New laws increase the penalties for companies that violate certain labor laws in Hawaii.

According to the state Department of Labor and Industrial Relations (DLIR), the changes aim to better protect workers by increasing the penalties for employers who fail to provide adequate pay or insurance protection.

Last fall, several construction companies hired to work on stores in Ala Moana Center’s Ewa Wing Expansion were fined for these types of work-related violations, and officials say the investigations continue to this day.

“One problem that’s happened statewide, unfortunately far too much, is contractors come in and they try to cut corners, and one of the ways they do that is by not providing their workers with TDI (Temporary Disability Insurance) and workers’ comp coverage,” said Tyler Dos Santos-Tam, executive director, Hawaii Construction Alliance. “What we found in Ala Moana last fall was that these mainland contractors would come in and just not provide their employees with the necessary coverages, especially in a situation like that and in a construction industry where they’re exposed to potentially dangerous situations.”
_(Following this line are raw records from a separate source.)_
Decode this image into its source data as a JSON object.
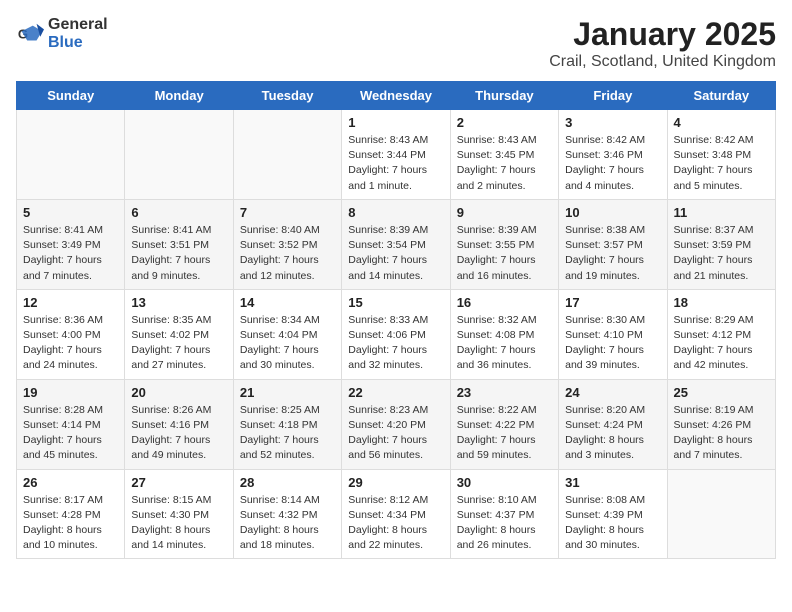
{
  "logo": {
    "general": "General",
    "blue": "Blue"
  },
  "title": "January 2025",
  "subtitle": "Crail, Scotland, United Kingdom",
  "weekdays": [
    "Sunday",
    "Monday",
    "Tuesday",
    "Wednesday",
    "Thursday",
    "Friday",
    "Saturday"
  ],
  "weeks": [
    [
      {
        "day": "",
        "info": ""
      },
      {
        "day": "",
        "info": ""
      },
      {
        "day": "",
        "info": ""
      },
      {
        "day": "1",
        "info": "Sunrise: 8:43 AM\nSunset: 3:44 PM\nDaylight: 7 hours\nand 1 minute."
      },
      {
        "day": "2",
        "info": "Sunrise: 8:43 AM\nSunset: 3:45 PM\nDaylight: 7 hours\nand 2 minutes."
      },
      {
        "day": "3",
        "info": "Sunrise: 8:42 AM\nSunset: 3:46 PM\nDaylight: 7 hours\nand 4 minutes."
      },
      {
        "day": "4",
        "info": "Sunrise: 8:42 AM\nSunset: 3:48 PM\nDaylight: 7 hours\nand 5 minutes."
      }
    ],
    [
      {
        "day": "5",
        "info": "Sunrise: 8:41 AM\nSunset: 3:49 PM\nDaylight: 7 hours\nand 7 minutes."
      },
      {
        "day": "6",
        "info": "Sunrise: 8:41 AM\nSunset: 3:51 PM\nDaylight: 7 hours\nand 9 minutes."
      },
      {
        "day": "7",
        "info": "Sunrise: 8:40 AM\nSunset: 3:52 PM\nDaylight: 7 hours\nand 12 minutes."
      },
      {
        "day": "8",
        "info": "Sunrise: 8:39 AM\nSunset: 3:54 PM\nDaylight: 7 hours\nand 14 minutes."
      },
      {
        "day": "9",
        "info": "Sunrise: 8:39 AM\nSunset: 3:55 PM\nDaylight: 7 hours\nand 16 minutes."
      },
      {
        "day": "10",
        "info": "Sunrise: 8:38 AM\nSunset: 3:57 PM\nDaylight: 7 hours\nand 19 minutes."
      },
      {
        "day": "11",
        "info": "Sunrise: 8:37 AM\nSunset: 3:59 PM\nDaylight: 7 hours\nand 21 minutes."
      }
    ],
    [
      {
        "day": "12",
        "info": "Sunrise: 8:36 AM\nSunset: 4:00 PM\nDaylight: 7 hours\nand 24 minutes."
      },
      {
        "day": "13",
        "info": "Sunrise: 8:35 AM\nSunset: 4:02 PM\nDaylight: 7 hours\nand 27 minutes."
      },
      {
        "day": "14",
        "info": "Sunrise: 8:34 AM\nSunset: 4:04 PM\nDaylight: 7 hours\nand 30 minutes."
      },
      {
        "day": "15",
        "info": "Sunrise: 8:33 AM\nSunset: 4:06 PM\nDaylight: 7 hours\nand 32 minutes."
      },
      {
        "day": "16",
        "info": "Sunrise: 8:32 AM\nSunset: 4:08 PM\nDaylight: 7 hours\nand 36 minutes."
      },
      {
        "day": "17",
        "info": "Sunrise: 8:30 AM\nSunset: 4:10 PM\nDaylight: 7 hours\nand 39 minutes."
      },
      {
        "day": "18",
        "info": "Sunrise: 8:29 AM\nSunset: 4:12 PM\nDaylight: 7 hours\nand 42 minutes."
      }
    ],
    [
      {
        "day": "19",
        "info": "Sunrise: 8:28 AM\nSunset: 4:14 PM\nDaylight: 7 hours\nand 45 minutes."
      },
      {
        "day": "20",
        "info": "Sunrise: 8:26 AM\nSunset: 4:16 PM\nDaylight: 7 hours\nand 49 minutes."
      },
      {
        "day": "21",
        "info": "Sunrise: 8:25 AM\nSunset: 4:18 PM\nDaylight: 7 hours\nand 52 minutes."
      },
      {
        "day": "22",
        "info": "Sunrise: 8:23 AM\nSunset: 4:20 PM\nDaylight: 7 hours\nand 56 minutes."
      },
      {
        "day": "23",
        "info": "Sunrise: 8:22 AM\nSunset: 4:22 PM\nDaylight: 7 hours\nand 59 minutes."
      },
      {
        "day": "24",
        "info": "Sunrise: 8:20 AM\nSunset: 4:24 PM\nDaylight: 8 hours\nand 3 minutes."
      },
      {
        "day": "25",
        "info": "Sunrise: 8:19 AM\nSunset: 4:26 PM\nDaylight: 8 hours\nand 7 minutes."
      }
    ],
    [
      {
        "day": "26",
        "info": "Sunrise: 8:17 AM\nSunset: 4:28 PM\nDaylight: 8 hours\nand 10 minutes."
      },
      {
        "day": "27",
        "info": "Sunrise: 8:15 AM\nSunset: 4:30 PM\nDaylight: 8 hours\nand 14 minutes."
      },
      {
        "day": "28",
        "info": "Sunrise: 8:14 AM\nSunset: 4:32 PM\nDaylight: 8 hours\nand 18 minutes."
      },
      {
        "day": "29",
        "info": "Sunrise: 8:12 AM\nSunset: 4:34 PM\nDaylight: 8 hours\nand 22 minutes."
      },
      {
        "day": "30",
        "info": "Sunrise: 8:10 AM\nSunset: 4:37 PM\nDaylight: 8 hours\nand 26 minutes."
      },
      {
        "day": "31",
        "info": "Sunrise: 8:08 AM\nSunset: 4:39 PM\nDaylight: 8 hours\nand 30 minutes."
      },
      {
        "day": "",
        "info": ""
      }
    ]
  ]
}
“We hope it will send a strong message to the contractors out there who aren’t following the law. There are many who are and it’s not fair, so we’re hoping we can level the playing field by providing this additional information out there for everybody to do the right thing,” said DLIR director Linda Chu Takayama.

Act 187, in part, increases the penalties for not having  TDI coverage, for failure to make correct or timely benefit payments, for terminating such benefits, for failure to file medical reports, for employer’s failure to provide copies of requested medical reports, for not having Workers’ Compensation coverage, and for the deduction of premium payment from employee wages.

Penalties for workers’ compensation insurance went from $10 per employee per day to $100 per employee per day, the first increase in 28 years. The penalty for non-compliance with maintaining temporary disability insurance increased from $1 per employee per day to $100 per employee per day. TDI penalties had not changed since they were first established 47 years ago in 1969.

The law also excludes some employers from having to provide TDI for themselves if they perform services for their own corporation, limited liability company (LLC), limited liability partnership (LLP), partnership, or sole proprietorship.

Meanwhile, Act 192 increases penalties for contractors who violate wages and hours laws.

The penalties for violations of Hawaii’s prevailing wage laws on public construction projects are changed from 10% to 25% of the amount of back wages due or $250 per offense for a first offense; from $100 to $500 or the equivalent of the back wages due for a second offense within two years; and for a third offense within three years of the second violation from $200 or the amount of back wages to two times the amount of back wages or $1,000 per offense and be suspended from any new public works project for three years.

Recently, the federal Occupational Safety and Health Administration (OSHA) announced it was increasing its maximum penalties, last adjusted in 1990, by 78%.

It is requiring state agencies, such as Hawaii’s Occupational Safety and Health Division (HIOSH), to adopt maximum penalty levels that are at least as effective as theirs. DLIR plans to submit a proposal to do so in the next session of the Legislature.

Employers are encouraged to seek information and assistance for their safety programs, provided at no cost, in advance.